Halley Rise Entitlements
Halley Rise Entitlements

One of MV+A’s biggest realizations is that there is value to be added to the project in garnering reactions from a wide range of interested parties that are directly or indirectly connected to the project. Hearing from the public, city/county council persons, and administrative staff allows the design team to test the assumptions made during the early planning process and can help shape the project. In some cases, the ”wants” of a community are clearly spelled out, while in others, the design team has to use its experience and proficiency to help along the conversation to facilitate reaching decisions that most parties can agree add value to the project. But it’s not always smooth sailing or value-adding. Such engagements can be contentious, and the design team needs to be prepared for occasional disgruntlement and disappointment.

Woodland Park Crossing Entitlements
Woodland Park Crossing Entitlements

No matter the journey, this phase is not a get-through-it moment. It should be seen as the right time for the broader community to engage with the project and allow the design team to shape the project for a better outcome.

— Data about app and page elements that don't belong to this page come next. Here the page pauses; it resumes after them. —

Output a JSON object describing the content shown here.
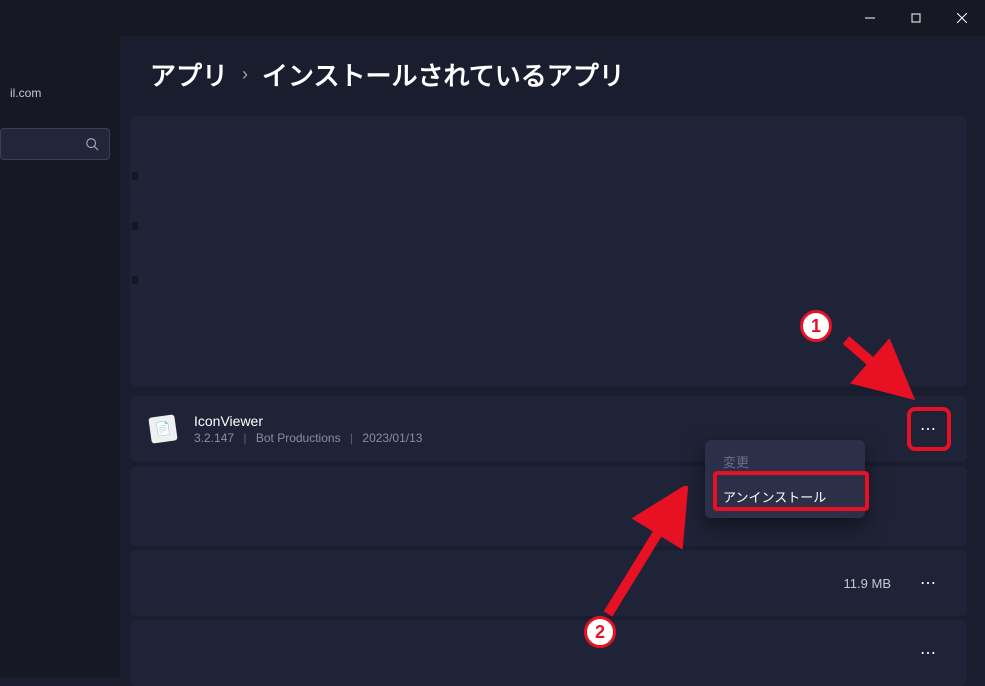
{
  "titlebar": {
    "minimize_label": "minimize",
    "maximize_label": "maximize",
    "close_label": "close"
  },
  "breadcrumb": {
    "root": "アプリ",
    "current": "インストールされているアプリ"
  },
  "sidebar": {
    "email_fragment": "il.com"
  },
  "app_row": {
    "name": "IconViewer",
    "version": "3.2.147",
    "publisher": "Bot Productions",
    "install_date": "2023/01/13"
  },
  "context_menu": {
    "modify": "変更",
    "uninstall": "アンインストール"
  },
  "other_rows": {
    "size_1": "11.9 MB"
  },
  "annotations": {
    "step1": "1",
    "step2": "2"
  }
}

At MV+A, we relish this process and have realized that engaging the broader community presents a unique opportunity for engagement and buy-in for the overall vision.

Stay tuned for Part 2 on Entitlements in next month’s design brief, which will shed light on MV+A’s experience with community engagement and its impact on the planning and design of our projects.

New Hires!

Quinn Tshudy

Quinn Entitlements
Quinn Entitlements

MV+A Role: Interior Architectural Designer with a current focus on East Liberty, Westwood, and Whole Foods Markets.
From: Erie, PA
Schooling: Bachelor of Interior Architecture | Chatham University
Certificate in Healthier Materials and Sustainable Buildings | Parsons School of Design
Joined MV+A: July 2018
Hobbies Outside of Work: Scenic design, salsa dancing, and yoga.

Nika Mirrafie

Nika Entitlements
Nika Entitlements

MV+A Role: Architectural Designer starting to work on 4 Choke Cherry Road and Rock Spring Center.
From: Salt Lake City, Utah
Schooling: Bachelor of Science in Urban Planning | University of Utah
Master of Architecture | University of Miami
Joined MV+A: July 2018
Hobbies Outside of Work: Painting abstract art, modeling making, cooking, skiing, hiking, and outdoor recreation.